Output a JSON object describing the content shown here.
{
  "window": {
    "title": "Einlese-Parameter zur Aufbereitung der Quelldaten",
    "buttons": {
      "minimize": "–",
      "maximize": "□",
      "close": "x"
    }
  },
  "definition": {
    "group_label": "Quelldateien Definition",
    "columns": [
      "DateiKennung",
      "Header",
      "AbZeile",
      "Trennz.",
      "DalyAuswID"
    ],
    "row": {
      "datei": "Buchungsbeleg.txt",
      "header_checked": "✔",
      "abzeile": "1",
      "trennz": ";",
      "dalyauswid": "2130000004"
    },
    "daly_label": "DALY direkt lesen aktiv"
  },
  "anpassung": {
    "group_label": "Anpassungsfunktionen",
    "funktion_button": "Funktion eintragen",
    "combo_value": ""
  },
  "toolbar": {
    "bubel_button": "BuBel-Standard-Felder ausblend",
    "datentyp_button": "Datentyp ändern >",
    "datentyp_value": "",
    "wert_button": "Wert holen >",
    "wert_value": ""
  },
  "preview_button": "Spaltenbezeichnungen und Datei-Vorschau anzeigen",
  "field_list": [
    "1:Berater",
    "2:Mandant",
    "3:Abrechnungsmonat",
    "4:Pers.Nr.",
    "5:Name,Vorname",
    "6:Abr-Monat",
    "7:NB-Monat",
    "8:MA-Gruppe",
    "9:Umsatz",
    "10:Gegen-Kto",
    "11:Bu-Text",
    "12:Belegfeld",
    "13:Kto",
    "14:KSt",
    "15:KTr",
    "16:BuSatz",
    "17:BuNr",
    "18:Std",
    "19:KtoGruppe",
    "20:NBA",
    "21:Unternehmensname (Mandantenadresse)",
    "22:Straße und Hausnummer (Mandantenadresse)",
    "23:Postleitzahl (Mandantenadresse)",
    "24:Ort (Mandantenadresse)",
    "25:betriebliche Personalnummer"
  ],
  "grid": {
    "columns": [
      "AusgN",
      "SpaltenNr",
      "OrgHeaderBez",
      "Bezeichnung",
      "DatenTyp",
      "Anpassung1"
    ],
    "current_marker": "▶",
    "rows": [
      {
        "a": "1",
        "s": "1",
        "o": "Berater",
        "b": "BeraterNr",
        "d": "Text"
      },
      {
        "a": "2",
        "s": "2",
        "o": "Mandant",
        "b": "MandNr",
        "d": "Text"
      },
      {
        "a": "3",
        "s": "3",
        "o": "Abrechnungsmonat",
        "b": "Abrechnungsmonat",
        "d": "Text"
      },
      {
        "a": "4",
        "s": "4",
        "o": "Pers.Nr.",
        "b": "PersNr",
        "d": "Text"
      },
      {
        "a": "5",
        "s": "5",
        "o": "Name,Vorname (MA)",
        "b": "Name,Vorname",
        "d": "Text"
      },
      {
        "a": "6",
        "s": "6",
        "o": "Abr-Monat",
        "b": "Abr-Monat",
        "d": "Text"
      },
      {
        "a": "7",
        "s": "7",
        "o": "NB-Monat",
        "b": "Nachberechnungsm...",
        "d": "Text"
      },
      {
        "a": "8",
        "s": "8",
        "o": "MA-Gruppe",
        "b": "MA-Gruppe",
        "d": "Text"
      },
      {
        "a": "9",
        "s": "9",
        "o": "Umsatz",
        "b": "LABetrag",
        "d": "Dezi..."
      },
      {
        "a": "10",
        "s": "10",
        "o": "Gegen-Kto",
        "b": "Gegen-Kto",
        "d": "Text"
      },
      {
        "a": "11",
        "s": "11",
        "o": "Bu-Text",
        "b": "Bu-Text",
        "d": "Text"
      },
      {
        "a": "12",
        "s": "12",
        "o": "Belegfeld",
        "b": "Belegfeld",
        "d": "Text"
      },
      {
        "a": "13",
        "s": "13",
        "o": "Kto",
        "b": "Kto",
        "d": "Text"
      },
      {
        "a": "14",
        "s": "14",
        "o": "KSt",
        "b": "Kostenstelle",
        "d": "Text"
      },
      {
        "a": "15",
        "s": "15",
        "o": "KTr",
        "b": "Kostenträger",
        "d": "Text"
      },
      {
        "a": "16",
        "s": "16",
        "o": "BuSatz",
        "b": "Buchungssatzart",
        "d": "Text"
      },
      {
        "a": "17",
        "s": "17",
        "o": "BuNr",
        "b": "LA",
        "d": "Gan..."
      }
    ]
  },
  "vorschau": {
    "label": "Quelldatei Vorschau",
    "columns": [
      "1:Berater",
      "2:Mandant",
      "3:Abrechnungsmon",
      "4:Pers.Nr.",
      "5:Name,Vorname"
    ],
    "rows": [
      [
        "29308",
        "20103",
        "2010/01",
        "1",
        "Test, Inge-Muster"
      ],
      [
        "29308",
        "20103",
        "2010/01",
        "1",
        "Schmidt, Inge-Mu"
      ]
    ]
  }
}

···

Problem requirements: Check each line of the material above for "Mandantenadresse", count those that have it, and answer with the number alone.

Result: 4